EXERCISE DESCRIPTION
Print out every record below, exactly as written.

[Records excerpted from a collection]
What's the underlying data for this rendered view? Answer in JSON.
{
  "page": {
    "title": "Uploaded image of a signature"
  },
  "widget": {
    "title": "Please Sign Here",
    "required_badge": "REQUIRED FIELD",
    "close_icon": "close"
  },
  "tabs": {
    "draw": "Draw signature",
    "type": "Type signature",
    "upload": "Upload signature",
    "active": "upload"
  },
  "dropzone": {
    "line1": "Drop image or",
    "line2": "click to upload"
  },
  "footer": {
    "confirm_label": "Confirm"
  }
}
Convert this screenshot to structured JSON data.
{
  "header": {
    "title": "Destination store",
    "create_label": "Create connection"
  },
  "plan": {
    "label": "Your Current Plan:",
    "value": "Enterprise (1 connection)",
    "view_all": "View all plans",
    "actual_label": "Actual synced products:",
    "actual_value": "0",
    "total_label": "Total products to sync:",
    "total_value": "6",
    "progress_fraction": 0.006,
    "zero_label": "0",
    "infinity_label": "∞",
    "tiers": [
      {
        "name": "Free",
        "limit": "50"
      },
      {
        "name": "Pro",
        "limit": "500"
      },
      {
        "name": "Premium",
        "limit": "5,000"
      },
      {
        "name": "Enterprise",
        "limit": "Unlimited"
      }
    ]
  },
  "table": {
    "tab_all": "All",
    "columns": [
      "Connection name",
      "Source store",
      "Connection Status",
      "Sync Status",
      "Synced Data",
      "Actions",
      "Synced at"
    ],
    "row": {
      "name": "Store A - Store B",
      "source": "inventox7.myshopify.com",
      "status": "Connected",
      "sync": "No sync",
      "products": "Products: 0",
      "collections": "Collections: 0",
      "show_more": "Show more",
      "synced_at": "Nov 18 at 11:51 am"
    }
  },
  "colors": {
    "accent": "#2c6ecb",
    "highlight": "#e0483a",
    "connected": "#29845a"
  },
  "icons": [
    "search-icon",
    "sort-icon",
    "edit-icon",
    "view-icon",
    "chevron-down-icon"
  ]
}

FINISHED EXERCISE
What's the underlying data for this rendered view? Answer in JSON.
{
  "page": {
    "title": "Uploaded image of a signature"
  },
  "widget": {
    "title": "Please Sign Here",
    "required_badge": "REQUIRED FIELD",
    "close_icon": "close"
  },
  "tabs": {
    "draw": "Draw signature",
    "type": "Type signature",
    "upload": "Upload signature",
    "active": "upload"
  },
  "dropzone": {
    "line1": "Drop image or",
    "line2": "click to upload"
  },
  "footer": {
    "confirm_label": "Confirm"
  }
}
Convert this screenshot to structured JSON data.
{
  "header": {
    "title": "Destination store",
    "create_label": "Create connection"
  },
  "plan": {
    "label": "Your Current Plan:",
    "value": "Enterprise (1 connection)",
    "view_all": "View all plans",
    "actual_label": "Actual synced products:",
    "actual_value": "0",
    "total_label": "Total products to sync:",
    "total_value": "6",
    "progress_fraction": 0.006,
    "zero_label": "0",
    "infinity_label": "∞",
    "tiers": [
      {
        "name": "Free",
        "limit": "50"
      },
      {
        "name": "Pro",
        "limit": "500"
      },
      {
        "name": "Premium",
        "limit": "5,000"
      },
      {
        "name": "Enterprise",
        "limit": "Unlimited"
      }
    ]
  },
  "table": {
    "tab_all": "All",
    "columns": [
      "Connection name",
      "Source store",
      "Connection Status",
      "Sync Status",
      "Synced Data",
      "Actions",
      "Synced at"
    ],
    "row": {
      "name": "Store A - Store B",
      "source": "inventox7.myshopify.com",
      "status": "Connected",
      "sync": "No sync",
      "products": "Products: 0",
      "collections": "Collections: 0",
      "show_more": "Show more",
      "synced_at": "Nov 18 at 11:51 am"
    }
  },
  "colors": {
    "accent": "#2c6ecb",
    "highlight": "#e0483a",
    "connected": "#29845a"
  },
  "icons": [
    "search-icon",
    "sort-icon",
    "edit-icon",
    "view-icon",
    "chevron-down-icon"
  ]
}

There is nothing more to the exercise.